I didn’t have a USB drive on hand, and while the laptop had a CD burner built into it, all I had was a stack of DVD-Rs (one of which I had already used to burn that copy of Windows 7). This sent me on a scavenger hunt through the entire house for some sort of writeable media I could use. I remembered that I’d brought a bunch of old CDs up with me from my parents’ place in a box of random stuff from their basement, so I began looking through them, finding both my Macross Plus soundtrack and the first Tenacious D album, before coming upon a stack of burned CDs. Of course, they were all CD-R’s, and they were all full.
But wait! At the bottom of the pile I saw a jewel case labelled “Multimedia Files.” Not only that, but it had a big-ass CD-RW printed on the side. I knew if I just kept digging I’d be fine, I thought, as I triumphantly opened the jewel case… to see that it was completely fucking empty. I was tempted to throw the thing out the goddamn window.
After much wailing and rending of garments, I stumbled onto a solution: I decided to use my digital camera’s SD card as an impromptu flash drive to transfer the files. I pulled it down from the shelf, grabbed the USB transfer cable, plugged it into the laptop… and nothing. I pressed the power button again – not even a peep. Finally I opened the battery compartment to find that the four AA batteries that usually power the thing were suspiciously absent.

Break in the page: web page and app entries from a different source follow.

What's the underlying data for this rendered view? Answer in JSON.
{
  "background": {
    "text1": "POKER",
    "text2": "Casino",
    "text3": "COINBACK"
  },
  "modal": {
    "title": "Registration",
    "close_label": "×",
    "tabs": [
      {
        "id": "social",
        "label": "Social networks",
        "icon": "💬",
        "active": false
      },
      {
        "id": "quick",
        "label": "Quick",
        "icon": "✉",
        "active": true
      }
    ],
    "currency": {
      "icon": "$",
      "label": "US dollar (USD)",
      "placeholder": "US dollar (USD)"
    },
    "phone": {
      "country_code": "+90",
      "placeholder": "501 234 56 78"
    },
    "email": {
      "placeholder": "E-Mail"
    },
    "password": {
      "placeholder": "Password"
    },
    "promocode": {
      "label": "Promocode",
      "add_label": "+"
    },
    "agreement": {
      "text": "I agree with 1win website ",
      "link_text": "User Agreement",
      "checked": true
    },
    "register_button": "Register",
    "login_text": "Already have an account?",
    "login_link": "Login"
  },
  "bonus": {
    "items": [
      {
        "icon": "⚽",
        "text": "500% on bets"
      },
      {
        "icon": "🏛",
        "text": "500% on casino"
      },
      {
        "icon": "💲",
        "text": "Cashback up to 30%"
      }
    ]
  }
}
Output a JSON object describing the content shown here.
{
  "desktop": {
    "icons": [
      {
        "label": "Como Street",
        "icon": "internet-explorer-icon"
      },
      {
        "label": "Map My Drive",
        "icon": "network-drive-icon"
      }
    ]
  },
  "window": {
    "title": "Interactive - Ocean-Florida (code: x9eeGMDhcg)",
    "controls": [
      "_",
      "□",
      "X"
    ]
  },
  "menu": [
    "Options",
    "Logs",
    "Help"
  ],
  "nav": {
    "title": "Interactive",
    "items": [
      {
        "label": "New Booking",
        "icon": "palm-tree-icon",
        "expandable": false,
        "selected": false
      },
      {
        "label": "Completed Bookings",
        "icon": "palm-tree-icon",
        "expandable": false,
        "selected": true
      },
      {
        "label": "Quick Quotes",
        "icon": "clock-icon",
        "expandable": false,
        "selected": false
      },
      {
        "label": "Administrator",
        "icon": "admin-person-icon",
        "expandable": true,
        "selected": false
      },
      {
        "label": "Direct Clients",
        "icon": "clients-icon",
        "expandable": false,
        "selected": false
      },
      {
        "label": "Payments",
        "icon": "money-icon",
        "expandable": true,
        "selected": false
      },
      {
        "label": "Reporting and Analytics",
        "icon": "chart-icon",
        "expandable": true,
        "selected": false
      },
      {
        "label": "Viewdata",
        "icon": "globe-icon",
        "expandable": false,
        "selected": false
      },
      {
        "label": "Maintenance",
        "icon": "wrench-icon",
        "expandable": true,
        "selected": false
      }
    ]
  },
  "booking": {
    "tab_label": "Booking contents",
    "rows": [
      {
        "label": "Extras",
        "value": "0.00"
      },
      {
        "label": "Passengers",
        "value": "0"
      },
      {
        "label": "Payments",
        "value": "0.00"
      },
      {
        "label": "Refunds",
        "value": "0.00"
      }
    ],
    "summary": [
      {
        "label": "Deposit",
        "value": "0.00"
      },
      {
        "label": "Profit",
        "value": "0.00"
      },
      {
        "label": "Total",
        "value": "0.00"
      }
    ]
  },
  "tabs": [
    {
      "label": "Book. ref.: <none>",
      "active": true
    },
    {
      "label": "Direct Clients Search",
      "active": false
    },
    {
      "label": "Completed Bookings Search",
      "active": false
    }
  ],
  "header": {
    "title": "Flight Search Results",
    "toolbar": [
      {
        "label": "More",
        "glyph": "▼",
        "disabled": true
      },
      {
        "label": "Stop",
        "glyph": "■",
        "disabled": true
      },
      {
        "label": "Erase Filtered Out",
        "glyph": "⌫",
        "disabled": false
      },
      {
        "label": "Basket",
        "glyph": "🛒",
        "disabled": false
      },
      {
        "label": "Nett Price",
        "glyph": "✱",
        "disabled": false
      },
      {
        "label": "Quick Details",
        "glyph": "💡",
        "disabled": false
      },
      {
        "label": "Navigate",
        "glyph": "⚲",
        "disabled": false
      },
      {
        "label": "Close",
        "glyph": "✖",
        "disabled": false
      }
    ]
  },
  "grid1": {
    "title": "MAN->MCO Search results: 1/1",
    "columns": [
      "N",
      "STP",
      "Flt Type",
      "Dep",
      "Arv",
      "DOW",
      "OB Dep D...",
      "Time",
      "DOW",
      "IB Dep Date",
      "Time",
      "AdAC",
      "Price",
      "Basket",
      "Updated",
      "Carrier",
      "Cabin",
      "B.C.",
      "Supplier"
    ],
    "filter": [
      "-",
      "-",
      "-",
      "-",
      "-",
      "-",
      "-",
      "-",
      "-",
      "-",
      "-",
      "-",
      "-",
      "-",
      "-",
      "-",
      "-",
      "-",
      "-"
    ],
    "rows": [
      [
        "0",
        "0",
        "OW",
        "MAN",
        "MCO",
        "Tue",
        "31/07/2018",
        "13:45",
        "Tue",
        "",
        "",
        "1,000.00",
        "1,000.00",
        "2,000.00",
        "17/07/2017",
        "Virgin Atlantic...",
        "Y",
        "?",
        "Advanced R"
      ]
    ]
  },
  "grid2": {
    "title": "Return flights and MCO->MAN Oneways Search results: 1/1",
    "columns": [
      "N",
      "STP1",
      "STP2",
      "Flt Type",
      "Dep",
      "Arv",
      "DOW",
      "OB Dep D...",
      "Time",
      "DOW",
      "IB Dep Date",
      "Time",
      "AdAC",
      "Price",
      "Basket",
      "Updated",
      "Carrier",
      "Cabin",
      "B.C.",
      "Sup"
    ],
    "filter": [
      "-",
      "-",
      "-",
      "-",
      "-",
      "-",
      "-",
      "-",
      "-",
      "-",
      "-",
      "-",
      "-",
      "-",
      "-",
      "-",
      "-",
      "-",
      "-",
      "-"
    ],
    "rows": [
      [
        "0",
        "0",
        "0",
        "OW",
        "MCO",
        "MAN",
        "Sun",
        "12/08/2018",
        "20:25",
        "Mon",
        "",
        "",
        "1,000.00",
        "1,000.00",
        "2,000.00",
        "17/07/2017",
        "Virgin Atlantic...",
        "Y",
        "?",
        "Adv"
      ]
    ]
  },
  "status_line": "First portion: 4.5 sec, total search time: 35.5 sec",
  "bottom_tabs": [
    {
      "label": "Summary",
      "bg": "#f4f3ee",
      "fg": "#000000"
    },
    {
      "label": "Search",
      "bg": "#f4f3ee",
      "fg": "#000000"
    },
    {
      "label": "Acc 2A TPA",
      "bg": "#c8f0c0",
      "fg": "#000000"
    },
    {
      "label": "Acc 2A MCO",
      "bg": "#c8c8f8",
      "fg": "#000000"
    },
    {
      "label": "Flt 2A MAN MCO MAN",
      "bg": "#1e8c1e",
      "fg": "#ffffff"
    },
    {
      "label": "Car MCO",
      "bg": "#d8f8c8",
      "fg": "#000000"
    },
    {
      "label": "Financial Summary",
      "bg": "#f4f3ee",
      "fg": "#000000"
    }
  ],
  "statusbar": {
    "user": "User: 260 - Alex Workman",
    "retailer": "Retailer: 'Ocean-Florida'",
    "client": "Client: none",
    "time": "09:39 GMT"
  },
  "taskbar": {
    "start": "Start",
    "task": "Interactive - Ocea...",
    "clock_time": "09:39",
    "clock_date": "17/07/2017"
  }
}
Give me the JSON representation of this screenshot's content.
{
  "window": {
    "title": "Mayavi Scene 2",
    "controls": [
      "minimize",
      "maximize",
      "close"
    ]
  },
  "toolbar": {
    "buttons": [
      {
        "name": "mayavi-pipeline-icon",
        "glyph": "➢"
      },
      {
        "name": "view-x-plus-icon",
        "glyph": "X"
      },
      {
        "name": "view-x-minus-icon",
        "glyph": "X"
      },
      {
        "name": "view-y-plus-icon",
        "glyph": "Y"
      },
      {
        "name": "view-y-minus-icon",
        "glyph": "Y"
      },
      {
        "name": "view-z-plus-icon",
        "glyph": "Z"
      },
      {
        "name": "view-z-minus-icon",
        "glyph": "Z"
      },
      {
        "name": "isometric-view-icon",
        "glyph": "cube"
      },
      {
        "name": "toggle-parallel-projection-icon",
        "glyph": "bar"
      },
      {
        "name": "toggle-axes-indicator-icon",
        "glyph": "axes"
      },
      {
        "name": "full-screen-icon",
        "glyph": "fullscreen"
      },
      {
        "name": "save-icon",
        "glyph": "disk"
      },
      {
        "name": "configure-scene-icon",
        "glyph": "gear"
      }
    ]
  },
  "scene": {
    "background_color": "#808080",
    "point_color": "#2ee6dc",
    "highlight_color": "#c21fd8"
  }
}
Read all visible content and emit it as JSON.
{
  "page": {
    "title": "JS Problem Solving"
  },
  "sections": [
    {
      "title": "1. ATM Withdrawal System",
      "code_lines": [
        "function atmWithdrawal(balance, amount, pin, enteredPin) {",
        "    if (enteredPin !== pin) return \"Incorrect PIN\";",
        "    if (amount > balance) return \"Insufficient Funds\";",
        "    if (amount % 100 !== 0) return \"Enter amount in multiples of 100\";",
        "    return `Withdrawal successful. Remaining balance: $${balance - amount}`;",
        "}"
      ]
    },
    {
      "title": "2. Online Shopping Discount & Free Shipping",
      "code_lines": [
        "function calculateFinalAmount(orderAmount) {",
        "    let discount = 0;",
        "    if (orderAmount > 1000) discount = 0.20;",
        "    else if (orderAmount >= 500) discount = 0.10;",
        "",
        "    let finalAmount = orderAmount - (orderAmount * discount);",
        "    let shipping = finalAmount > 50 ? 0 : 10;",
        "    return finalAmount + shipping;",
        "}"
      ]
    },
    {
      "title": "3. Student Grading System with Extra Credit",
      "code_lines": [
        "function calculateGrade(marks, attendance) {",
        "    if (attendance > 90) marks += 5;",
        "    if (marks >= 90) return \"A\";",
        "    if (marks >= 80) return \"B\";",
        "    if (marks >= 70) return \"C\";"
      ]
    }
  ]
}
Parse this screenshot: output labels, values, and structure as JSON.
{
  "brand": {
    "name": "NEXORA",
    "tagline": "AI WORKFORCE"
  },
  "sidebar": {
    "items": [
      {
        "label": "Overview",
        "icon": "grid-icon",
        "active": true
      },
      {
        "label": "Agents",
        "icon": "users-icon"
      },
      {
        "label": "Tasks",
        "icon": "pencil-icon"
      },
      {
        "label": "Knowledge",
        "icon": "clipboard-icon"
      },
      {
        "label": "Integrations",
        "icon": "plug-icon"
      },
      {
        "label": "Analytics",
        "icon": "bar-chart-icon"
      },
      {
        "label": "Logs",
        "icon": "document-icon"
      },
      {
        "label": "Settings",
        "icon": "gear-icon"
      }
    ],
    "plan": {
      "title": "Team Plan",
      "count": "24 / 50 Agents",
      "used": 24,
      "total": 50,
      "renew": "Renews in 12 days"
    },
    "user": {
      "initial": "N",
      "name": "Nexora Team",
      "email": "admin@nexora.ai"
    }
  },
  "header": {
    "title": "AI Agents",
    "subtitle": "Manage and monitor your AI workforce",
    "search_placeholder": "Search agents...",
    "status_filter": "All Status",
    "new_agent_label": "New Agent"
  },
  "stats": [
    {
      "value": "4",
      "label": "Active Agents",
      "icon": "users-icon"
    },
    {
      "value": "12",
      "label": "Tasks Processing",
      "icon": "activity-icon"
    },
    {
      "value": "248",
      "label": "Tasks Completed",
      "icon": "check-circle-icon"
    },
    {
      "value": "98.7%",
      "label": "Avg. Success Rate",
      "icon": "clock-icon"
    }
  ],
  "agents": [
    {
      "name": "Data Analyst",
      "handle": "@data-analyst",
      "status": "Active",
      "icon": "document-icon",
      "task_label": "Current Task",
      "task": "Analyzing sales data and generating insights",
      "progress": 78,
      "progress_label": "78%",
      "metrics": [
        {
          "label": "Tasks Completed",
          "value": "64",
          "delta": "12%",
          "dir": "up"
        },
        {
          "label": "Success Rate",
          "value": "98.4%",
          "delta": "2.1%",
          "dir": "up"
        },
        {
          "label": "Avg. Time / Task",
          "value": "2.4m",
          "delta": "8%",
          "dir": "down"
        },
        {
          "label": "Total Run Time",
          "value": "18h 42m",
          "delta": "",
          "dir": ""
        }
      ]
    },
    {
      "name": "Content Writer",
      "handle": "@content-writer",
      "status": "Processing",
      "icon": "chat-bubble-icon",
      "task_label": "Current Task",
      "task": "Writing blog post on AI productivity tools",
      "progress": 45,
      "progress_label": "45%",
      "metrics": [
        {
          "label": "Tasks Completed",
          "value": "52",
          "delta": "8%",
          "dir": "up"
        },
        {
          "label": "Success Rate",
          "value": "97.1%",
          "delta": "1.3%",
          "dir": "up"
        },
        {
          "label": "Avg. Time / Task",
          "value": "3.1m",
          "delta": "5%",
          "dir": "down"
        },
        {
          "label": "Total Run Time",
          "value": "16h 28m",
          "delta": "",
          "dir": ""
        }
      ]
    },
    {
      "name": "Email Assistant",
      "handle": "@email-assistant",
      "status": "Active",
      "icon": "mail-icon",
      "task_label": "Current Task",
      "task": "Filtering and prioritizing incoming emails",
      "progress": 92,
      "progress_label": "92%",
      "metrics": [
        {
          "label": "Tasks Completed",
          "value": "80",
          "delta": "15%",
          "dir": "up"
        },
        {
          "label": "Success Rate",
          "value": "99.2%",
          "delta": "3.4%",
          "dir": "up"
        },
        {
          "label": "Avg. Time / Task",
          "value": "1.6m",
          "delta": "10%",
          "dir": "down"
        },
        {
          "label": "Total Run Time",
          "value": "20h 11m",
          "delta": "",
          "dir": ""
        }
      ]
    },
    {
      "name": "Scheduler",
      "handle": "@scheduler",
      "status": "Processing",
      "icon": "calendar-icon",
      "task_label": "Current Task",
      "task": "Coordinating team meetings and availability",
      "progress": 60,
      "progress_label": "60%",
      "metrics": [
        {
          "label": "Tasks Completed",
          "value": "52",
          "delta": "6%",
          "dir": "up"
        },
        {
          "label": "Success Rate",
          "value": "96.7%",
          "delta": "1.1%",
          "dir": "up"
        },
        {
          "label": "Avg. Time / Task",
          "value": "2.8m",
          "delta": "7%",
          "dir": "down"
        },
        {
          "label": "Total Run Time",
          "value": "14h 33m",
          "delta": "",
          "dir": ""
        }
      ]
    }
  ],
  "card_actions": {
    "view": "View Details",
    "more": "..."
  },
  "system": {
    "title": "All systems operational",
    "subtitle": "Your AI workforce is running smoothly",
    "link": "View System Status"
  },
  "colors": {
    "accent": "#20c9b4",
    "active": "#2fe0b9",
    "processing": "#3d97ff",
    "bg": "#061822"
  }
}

I couldn’t find any goddamn loose AA batteries in the house to save my life. Finally I pulled the batteries out of both the Xbox 360 controller and the cordless Swiffer jet mop thing and slapped them in. The camera booted up with its characteristic tone, and then began beeping at me, telling me that the batteries I’d just found were almost completely empty.
The next few moments were more tense than a bomb defusal. I could hear the clock ticking in my head as I scrambled to transfer the files and then run over to the other computer. I somehow just barely managed to transfer the last driver to the new computer before my camera completely gave out.
I sprawled on the cold hardwood floor and just hyperventilated for a while before picking myself up and re-installing the drivers. They worked fine, and Windows 7 is so much more incredibly faster and more stable than Vista it’s not even funny, but if I knew what a fucking pain in the ass this was going to be, I would have just stuck my head in an open doorway and just slammed the door a few times instead.